These days I walk around like I own the place! Just kidding… I still get lost in the maze of breezeways, doorways, and room numbers! Seriously, I should really know my way around there by now. It’s ridiculous! Anyway, I’ve had a growing urge to share some of the knowledge and confidence I have received during my time at the Institute. So, What did I do? I raised my hand and said “I’ll help, I’ll teach, I’ll volunteer!”. Before I knew it, I was given a new “Volunteer tote bag” and a badge. As you might imagine, I look pretty damn stylish and official!
What the students I teach don’t know is that by helping them, I’m helping myself. Yep. Helping the blind gives me that warm and fuzzy feeling, a sense of purpose, and keeps me active in the local blind community. It’s really quite gratifying for me to give another blind person some of their confidence back! Such warm fuzziness.

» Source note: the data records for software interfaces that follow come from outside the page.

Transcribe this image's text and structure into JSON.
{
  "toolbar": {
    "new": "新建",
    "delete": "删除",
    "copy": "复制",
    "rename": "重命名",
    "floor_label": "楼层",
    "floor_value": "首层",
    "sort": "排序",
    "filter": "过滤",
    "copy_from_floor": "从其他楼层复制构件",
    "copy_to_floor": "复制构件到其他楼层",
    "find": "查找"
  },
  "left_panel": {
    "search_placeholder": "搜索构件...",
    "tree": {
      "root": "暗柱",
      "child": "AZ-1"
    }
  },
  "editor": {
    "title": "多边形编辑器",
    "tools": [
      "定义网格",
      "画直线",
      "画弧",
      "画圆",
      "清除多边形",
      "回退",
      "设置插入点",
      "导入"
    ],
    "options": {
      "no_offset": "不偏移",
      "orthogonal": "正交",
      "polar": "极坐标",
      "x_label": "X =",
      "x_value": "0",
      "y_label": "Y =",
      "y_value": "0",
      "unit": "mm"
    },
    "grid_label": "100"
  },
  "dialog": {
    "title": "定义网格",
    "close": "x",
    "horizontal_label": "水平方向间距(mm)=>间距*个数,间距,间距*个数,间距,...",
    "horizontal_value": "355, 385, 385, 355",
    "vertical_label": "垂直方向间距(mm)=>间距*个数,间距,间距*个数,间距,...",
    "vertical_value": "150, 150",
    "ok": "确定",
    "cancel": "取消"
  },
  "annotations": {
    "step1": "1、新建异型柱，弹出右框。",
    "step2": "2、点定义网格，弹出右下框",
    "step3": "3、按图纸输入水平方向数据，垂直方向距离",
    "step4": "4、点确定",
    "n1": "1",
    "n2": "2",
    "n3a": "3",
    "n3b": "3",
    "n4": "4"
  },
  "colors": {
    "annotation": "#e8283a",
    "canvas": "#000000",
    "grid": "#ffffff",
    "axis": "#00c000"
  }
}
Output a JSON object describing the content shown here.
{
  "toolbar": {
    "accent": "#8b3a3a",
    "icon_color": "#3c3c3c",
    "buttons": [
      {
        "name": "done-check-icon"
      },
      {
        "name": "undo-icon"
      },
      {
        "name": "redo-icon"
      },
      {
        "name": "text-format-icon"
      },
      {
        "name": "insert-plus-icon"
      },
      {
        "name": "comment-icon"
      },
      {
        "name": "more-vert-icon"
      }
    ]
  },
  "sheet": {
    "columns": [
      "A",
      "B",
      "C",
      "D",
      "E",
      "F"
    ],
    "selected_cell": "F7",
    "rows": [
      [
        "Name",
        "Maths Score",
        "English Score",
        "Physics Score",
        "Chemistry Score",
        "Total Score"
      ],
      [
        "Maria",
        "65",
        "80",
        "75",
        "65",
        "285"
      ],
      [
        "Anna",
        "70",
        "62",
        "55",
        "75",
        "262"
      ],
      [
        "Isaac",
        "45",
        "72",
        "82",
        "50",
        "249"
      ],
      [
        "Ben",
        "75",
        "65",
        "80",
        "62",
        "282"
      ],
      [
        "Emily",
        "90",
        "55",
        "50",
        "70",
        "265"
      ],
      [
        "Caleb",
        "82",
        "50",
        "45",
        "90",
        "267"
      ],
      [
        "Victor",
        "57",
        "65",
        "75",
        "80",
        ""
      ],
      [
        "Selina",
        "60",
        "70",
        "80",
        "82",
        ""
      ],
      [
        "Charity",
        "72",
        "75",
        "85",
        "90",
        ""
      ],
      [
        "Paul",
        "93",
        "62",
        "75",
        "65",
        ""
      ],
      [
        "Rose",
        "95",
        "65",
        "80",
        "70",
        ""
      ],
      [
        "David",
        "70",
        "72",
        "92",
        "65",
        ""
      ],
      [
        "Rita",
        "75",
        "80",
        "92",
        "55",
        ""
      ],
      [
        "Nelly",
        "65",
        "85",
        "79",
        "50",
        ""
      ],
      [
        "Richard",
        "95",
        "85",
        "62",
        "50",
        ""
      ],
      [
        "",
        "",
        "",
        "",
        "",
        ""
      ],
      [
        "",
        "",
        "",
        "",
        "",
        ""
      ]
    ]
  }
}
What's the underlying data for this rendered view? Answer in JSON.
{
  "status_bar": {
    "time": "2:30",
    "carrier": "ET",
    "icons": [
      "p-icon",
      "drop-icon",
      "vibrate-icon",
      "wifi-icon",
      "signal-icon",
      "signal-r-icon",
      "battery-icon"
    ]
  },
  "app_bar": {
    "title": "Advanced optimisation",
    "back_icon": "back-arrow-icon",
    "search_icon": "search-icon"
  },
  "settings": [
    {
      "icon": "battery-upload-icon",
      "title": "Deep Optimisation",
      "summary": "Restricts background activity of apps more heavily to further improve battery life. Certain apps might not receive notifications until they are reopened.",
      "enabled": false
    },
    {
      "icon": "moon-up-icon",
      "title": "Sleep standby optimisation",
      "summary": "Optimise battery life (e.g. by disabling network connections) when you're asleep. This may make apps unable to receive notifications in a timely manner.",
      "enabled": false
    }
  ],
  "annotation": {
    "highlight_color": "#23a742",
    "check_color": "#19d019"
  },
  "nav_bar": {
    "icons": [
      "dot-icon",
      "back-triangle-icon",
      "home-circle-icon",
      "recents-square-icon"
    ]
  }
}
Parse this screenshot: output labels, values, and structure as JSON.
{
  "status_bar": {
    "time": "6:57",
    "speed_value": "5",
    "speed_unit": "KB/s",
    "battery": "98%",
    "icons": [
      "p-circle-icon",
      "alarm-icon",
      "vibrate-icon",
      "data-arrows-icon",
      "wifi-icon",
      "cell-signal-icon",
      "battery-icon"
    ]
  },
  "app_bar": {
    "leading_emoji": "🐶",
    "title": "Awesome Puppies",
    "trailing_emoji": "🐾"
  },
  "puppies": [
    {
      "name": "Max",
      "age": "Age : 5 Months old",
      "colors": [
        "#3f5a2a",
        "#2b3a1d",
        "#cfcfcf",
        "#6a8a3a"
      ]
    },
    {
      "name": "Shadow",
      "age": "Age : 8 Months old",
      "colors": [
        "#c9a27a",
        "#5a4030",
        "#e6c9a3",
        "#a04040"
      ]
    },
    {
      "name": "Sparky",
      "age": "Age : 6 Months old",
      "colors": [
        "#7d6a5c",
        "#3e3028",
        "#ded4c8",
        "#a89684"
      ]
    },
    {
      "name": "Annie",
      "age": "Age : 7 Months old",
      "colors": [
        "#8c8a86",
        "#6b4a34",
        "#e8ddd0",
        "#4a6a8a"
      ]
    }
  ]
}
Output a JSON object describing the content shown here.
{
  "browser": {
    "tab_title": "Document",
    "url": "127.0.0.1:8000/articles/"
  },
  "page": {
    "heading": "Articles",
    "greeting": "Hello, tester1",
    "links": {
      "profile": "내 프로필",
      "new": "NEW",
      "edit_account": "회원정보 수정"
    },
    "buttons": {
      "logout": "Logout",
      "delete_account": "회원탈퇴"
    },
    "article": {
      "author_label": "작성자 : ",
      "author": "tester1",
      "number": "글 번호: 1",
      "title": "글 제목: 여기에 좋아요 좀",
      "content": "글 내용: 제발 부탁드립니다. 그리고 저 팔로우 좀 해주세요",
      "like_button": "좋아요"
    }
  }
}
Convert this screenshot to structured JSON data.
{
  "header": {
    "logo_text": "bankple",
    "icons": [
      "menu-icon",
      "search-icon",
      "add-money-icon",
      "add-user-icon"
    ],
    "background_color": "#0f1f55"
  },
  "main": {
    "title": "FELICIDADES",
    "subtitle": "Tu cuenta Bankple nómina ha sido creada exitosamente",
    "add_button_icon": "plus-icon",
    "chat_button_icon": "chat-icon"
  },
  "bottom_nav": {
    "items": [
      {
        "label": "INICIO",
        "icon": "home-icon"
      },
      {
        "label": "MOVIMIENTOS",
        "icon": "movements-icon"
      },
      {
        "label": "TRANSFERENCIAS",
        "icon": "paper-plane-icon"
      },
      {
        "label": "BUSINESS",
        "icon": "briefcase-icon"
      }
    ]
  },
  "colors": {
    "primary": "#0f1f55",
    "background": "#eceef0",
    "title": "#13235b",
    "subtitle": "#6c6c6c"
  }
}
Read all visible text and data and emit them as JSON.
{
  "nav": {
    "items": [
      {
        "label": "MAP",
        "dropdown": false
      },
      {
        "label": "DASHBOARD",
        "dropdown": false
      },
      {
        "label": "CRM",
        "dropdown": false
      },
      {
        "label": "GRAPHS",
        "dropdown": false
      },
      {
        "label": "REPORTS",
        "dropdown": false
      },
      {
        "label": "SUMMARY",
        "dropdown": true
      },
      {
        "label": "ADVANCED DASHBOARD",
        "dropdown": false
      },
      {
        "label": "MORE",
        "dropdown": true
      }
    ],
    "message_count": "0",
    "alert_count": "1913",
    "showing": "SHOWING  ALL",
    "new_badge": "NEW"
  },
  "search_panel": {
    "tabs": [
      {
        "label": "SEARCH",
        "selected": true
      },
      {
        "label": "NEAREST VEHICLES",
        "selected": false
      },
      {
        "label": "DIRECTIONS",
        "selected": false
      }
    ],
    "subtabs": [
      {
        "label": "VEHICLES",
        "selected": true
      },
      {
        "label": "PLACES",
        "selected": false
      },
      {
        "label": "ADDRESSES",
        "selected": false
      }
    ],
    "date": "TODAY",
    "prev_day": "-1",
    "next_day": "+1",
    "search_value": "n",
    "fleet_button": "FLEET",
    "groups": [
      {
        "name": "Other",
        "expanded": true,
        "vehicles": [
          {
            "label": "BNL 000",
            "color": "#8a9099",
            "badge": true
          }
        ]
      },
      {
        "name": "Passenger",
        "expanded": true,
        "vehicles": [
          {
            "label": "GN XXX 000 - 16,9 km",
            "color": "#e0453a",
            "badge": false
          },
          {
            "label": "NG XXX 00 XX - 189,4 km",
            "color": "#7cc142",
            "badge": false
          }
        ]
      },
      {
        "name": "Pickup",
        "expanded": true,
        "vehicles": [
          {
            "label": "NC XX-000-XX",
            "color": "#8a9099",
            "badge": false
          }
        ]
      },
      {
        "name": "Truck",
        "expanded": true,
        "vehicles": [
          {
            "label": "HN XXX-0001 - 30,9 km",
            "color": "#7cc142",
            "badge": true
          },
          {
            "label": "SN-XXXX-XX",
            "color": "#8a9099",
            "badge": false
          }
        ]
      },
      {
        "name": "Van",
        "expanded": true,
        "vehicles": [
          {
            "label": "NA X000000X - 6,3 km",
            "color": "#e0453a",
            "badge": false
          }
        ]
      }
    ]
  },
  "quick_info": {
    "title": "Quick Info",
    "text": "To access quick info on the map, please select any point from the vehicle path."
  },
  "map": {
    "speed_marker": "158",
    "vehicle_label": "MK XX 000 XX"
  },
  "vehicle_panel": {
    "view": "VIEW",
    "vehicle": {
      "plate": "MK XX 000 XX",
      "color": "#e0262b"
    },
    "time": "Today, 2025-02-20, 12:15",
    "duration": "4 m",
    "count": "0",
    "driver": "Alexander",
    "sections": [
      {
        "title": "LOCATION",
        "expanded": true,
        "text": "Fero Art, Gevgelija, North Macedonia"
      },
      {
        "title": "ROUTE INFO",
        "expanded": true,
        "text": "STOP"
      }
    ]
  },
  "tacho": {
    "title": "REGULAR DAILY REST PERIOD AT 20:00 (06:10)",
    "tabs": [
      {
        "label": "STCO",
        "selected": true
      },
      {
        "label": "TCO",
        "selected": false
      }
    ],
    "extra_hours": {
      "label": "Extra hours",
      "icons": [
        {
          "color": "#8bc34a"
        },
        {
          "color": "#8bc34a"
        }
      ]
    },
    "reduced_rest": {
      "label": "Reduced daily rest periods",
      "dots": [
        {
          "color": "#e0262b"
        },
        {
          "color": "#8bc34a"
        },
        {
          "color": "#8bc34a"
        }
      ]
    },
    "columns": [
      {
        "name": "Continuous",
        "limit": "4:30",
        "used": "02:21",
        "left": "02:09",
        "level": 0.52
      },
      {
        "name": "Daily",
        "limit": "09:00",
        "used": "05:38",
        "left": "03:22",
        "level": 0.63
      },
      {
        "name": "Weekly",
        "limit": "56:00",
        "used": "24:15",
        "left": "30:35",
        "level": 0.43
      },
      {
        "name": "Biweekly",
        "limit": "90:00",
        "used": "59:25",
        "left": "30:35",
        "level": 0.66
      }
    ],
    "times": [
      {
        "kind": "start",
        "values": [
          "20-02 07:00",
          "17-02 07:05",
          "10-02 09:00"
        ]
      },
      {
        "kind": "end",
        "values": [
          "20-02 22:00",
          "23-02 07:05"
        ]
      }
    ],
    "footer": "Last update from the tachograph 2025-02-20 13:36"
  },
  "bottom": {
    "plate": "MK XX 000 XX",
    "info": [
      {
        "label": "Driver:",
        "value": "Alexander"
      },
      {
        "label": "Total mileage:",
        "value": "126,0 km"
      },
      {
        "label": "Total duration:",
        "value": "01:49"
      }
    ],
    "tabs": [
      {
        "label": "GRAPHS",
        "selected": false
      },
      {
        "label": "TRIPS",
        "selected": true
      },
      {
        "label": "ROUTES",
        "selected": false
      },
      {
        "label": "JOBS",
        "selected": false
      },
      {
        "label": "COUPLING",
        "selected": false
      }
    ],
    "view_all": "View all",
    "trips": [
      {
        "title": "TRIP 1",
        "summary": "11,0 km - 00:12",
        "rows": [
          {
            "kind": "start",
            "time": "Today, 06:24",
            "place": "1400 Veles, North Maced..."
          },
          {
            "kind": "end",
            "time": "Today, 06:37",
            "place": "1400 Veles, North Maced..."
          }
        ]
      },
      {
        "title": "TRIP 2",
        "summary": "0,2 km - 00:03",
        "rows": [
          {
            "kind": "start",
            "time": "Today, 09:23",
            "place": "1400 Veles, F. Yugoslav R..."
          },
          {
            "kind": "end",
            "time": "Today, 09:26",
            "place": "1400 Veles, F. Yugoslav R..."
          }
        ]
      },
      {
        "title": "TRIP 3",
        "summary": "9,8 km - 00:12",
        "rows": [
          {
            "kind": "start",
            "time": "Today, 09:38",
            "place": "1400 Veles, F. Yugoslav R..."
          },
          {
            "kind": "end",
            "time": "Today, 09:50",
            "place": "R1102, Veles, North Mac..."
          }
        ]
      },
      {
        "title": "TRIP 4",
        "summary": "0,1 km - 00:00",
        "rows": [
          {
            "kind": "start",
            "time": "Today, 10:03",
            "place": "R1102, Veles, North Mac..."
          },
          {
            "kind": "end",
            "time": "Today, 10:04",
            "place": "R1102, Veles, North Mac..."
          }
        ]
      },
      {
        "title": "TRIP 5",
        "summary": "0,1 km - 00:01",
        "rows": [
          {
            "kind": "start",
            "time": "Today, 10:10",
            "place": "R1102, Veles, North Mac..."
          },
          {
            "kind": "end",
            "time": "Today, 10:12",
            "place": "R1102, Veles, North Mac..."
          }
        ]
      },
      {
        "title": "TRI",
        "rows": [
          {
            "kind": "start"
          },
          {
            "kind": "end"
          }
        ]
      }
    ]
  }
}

Well, I may be going out on a limb here…But, I would suspect that the benefits of volunteering are good for one’s mental health. I came across a great article that explains more about volunteering and your health. (Here’s a hint….Volunteering is good for you!)
The Caring Cure: Can Helping Others Help Yourself?
By Sara Konrath, PhD
“Most of us know that if we eat our fruit and veggies, exercise often, and avoid smoking, we have a better chance of living longer and healthier lives. But your doctor may not have told you that regularly giving to others should perhaps be added to that healthy checklist. A new paper led by Dr. Suzanne Richards at the University of Exeter Medical School reviews 40 studies from the past 20 years on the link between volunteering and health. The article, which is freely available in the open access journal BMC Public Health, finds that volunteering is associated with lower depression, increased well-being, and a 22% reduction in the later risk of dying.” Click here to continue reading article published on Psychology Today.